Departments of Radiation Oncology (D.T.M., L.H.A., S.G.-C.), Urology (S.J.S., T.E.K.), Medicine (Biostatistics) (E.G.-M.), Pediatrics (B.W.H.), and Neurosciences (M.S.K.), Medical University of South Carolina, Charleston, South Carolina 29425; Ralph H. Johnson Veterans Affairs Medical Center (S.J.S., M.S.K., S.G.-C.), Charleston, South Carolina 29401; and Department of Animal Science (R.L.H.), Iowa State University, Ames, Iowa 50011.
Context: We wanted to investigate vitamin D in low-risk prostate cancer.Objectives:The objective of the study was to determine whether vitamin D(3) supplementation at 4000 IU/d for 1 yr is safe and would result in a decrease in serum levels of prostate-specific antigen (PSA) or in the rate of progression.
Design: In this open-label clinical trial (Investigational New Drug 77,839), subjects were followed up until repeat biopsy.
Setting:All subjects were enrolled through the Medical University of South Carolina and the Ralph H. Johnson Veterans Affairs Medical Center, both in Charleston, SC.
Patients and Other Participants: All subjects had a diagnosis of low-risk prostate cancer.
Fifty-two subjects were enrolled in the study, 48 completed 1 yr of supplementation, and 44 could be analyzed for both safety and efficacy objectives.
Intervention:The intervention included vitamin D(3) soft gels (4000 IU).
Main Outcome Measures: Adverse events were monitored throughout the study. PSA serum levels were measured at entry and every 2 months for 1 yr. Biopsy procedures were performed before enrollment (for eligibility) and after 1 yr of supplementation.Results:No adverse events associated with vitamin D(3) supplementation were observed. No significant changes in PSA levels were observed. However, 24 of 44 subjects (55%) showed a decrease in the number of positive cores or decrease in Gleason score; five subjects (11%) showed no change; 15 subjects (34%) showed an increase in the number of positive cores or Gleason score.
Conclusion:Patients with low-risk prostate cancer under active surveillance may benefit from vitamin D(3) supplementation at 4000 IU/d.
All patients started with score = 6 (Range from 2 to 10, with 10 = worst)
Score based upon its microscopic appearance.
- 32 ng/ml before (seems high. Most prostate cancer vitamin D levels are much lower)
Wonder if “Low Risk” Prostate Cancer is associated with higher levels of vitamin D
- 66 ng/ml after
- Does not indicate difference in the responders vs non-responders (increased Gleason Score)

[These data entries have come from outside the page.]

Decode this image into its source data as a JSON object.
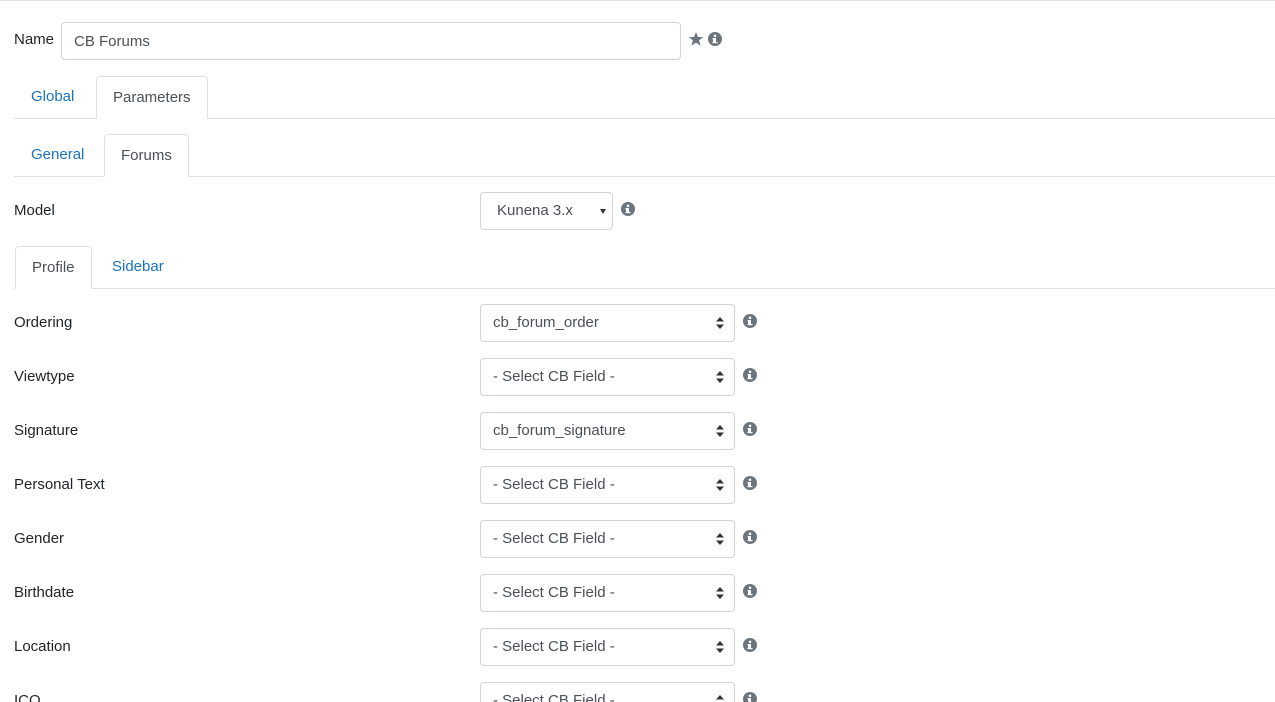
{
  "name": {
    "label": "Name",
    "value": "CB Forums"
  },
  "main_tabs": [
    {
      "label": "Global",
      "active": false
    },
    {
      "label": "Parameters",
      "active": true
    }
  ],
  "sub_tabs": [
    {
      "label": "General",
      "active": false
    },
    {
      "label": "Forums",
      "active": true
    }
  ],
  "model": {
    "label": "Model",
    "value": "Kunena 3.x"
  },
  "profile_tabs": [
    {
      "label": "Profile",
      "active": true
    },
    {
      "label": "Sidebar",
      "active": false
    }
  ],
  "fields": [
    {
      "label": "Ordering",
      "value": "cb_forum_order"
    },
    {
      "label": "Viewtype",
      "value": "- Select CB Field -"
    },
    {
      "label": "Signature",
      "value": "cb_forum_signature"
    },
    {
      "label": "Personal Text",
      "value": "- Select CB Field -"
    },
    {
      "label": "Gender",
      "value": "- Select CB Field -"
    },
    {
      "label": "Birthdate",
      "value": "- Select CB Field -"
    },
    {
      "label": "Location",
      "value": "- Select CB Field -"
    },
    {
      "label": "ICQ",
      "value": "- Select CB Field -"
    }
  ],
  "icons": {
    "star": "star-icon",
    "info": "info-icon"
  },
  "colors": {
    "link": "#1a73c2",
    "border": "#dee2e6",
    "icon": "#6c757d"
  }
}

Vitamin D Council description of the study behind a $5 paywall
- Control group
- Did not try 8,000+ IU (which has helped reduce many other cancers)
- Increasing bio-availability by taking Calcium, Magnesium or other co-factors
- Increasing bio-availability by having with mono-unsaturated fasts such as almonds
- Overview Cancer and vitamin D huge amount of information on vitamin D and all Cancers
Treatment typically needs > 8,000 IU of vitamin D
But must be careful, as vitamin D makes some Chemotherapy more potent
- All items in category Prostate Cancer and vitamin D
- 16 percent less Prostate Cancer sometimes for each 10 ng vitamin D increase - Jan 2011
- Prostate Cancer – Vitamin D – CYP27B1 – CYP24 – June 2011
- 59 % more likely to die of Prostate Cancer if very low on vitamin D – April 2011
- Risk of Prostate Cancer weakly associated with vitamin D - meta-analysis March 2011
- Low risk Prostate Cancer decreased with 4,000 IU of vitamin D – July 2012
- Advanced prostate cancer 2X more likely if low vitamin D – Sept 2012
- "High Dose" "Vitamin D" 69 US Clinical Trials as of April 2012
- "Prostate" "Vitamin D" 42 US Clinical Trials as of Feb 2017
- Boron Reduces Prostate Cancer Risk Life Extension Nov 2015